by Bob Guelker
Recommended Ages: 15+
Sam is 53 years old, has two marriages behind him, and doesn't get along with his family very well. In spite of being a "people person," intelligent and hardworking, he has a problematic employment history. Lately, he's been living in a cabin in the woods of northern Minnesota, working on and off as a substitute school bus driver and a stonemason-for-hire, but mostly just looking after his chickens, canoeing up and down the nearby creek, hunting morel mushrooms in the spring, and making wild grape wine in the fall. He professes to hate God (while also claiming not to believe in him), but at the same time practices a unique form of spiritual healing, which comes in handy every now and then since, for some reason, he always seems to be there when a woman goes into labor in public. He professes to hate horses, but he still misses riding them with his second wife. He professes to be OK with having an affair with a married woman, but... well, let's not get too far ahead of things.
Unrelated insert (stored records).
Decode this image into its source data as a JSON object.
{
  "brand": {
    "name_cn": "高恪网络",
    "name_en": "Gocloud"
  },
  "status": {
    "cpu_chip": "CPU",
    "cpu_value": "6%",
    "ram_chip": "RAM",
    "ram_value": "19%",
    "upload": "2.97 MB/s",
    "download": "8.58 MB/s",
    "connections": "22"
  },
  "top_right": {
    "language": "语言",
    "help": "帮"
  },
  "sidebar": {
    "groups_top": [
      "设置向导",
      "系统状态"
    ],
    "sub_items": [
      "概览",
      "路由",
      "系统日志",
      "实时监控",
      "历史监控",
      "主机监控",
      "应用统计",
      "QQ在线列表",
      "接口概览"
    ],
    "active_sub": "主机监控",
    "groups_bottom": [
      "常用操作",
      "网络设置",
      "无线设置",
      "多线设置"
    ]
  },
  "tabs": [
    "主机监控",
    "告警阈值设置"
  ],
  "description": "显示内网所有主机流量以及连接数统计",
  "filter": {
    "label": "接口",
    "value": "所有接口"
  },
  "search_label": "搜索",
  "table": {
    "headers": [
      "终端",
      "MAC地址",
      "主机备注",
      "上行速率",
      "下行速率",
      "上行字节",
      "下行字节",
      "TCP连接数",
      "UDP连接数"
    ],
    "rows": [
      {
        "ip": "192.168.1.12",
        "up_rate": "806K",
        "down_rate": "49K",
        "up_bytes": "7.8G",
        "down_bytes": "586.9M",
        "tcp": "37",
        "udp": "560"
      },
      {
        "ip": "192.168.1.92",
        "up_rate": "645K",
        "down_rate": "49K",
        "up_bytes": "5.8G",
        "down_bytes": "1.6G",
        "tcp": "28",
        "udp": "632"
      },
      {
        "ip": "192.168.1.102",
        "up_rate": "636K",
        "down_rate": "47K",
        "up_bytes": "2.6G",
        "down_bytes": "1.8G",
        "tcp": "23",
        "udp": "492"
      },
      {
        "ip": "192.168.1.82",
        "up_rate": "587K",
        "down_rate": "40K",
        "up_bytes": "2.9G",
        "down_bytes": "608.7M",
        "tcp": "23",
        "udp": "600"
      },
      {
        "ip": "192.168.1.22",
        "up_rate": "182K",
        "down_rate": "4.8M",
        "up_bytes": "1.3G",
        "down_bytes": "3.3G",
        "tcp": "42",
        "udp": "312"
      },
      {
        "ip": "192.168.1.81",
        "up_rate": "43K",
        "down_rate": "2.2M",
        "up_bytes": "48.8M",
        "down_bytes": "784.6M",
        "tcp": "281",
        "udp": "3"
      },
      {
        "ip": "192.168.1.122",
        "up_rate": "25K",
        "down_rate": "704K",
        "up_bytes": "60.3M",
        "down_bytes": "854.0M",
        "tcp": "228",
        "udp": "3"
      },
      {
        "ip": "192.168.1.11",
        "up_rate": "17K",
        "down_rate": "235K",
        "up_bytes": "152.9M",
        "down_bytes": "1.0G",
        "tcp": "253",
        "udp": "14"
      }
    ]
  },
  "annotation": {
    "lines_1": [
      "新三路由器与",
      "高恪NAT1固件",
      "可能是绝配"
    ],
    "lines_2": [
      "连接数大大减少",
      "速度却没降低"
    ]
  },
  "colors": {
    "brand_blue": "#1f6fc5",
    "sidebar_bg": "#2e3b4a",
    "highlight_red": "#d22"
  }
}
Now and then, Sam goes a little crazy - his most recent episode occurring during a trip to Idaho to witness the birth of his second grandchild. He more or less blacked out and came to himself a few miles from home, having taken 48 hours to drive a trip that usually takes 20, looking like hell and feeling likewise. Maybe he's still a little crazy when, during a morel-hunting hike a couple days later, he practically trips over a beautiful woman who has been sunning herself naked in a rock quarry. They develop a close friendship, even though he knows she doesn't plan to leave her no-good husband. They both seem determined to stay "only friends," though other people close to both of them see more going on between them. But the flame of love growing between them cannot catch fire as long as she keeps going back to abusive Bill, and as long as he is still fighting whatever demons have sent him back to a psychiatrist's couch.
Decidedly deserving of an Adult Content Advisory, and maybe an Occult Content ditto, this story raised some "family values" flags for me, particularly concerning its main character's morals and spirituality. At the same time, it gave an attractive account of nature's richness, a compelling glimpse of northwoods life and rodeo competition, and a touching glimpse into the hearts of lifelike and sympathetic characters.
Not to be confused with the late American soccer coach by the same name, author Bob Guelker is a Nevis, Minn.-based writer. His "Canoes in Winter" series continues with Let Go, Let the River and Stone Creek. I became interested in his work after I moved recently to the nearby city of Park Rapids, where I write for a newspaper that has Nevis in its coverage area, and where I saw the trilogy amid a display of books by local authors while browsing a furniture shop. I thought I would give it a try, and I was entertained enough that I plan to read the rest of the trilogy soon.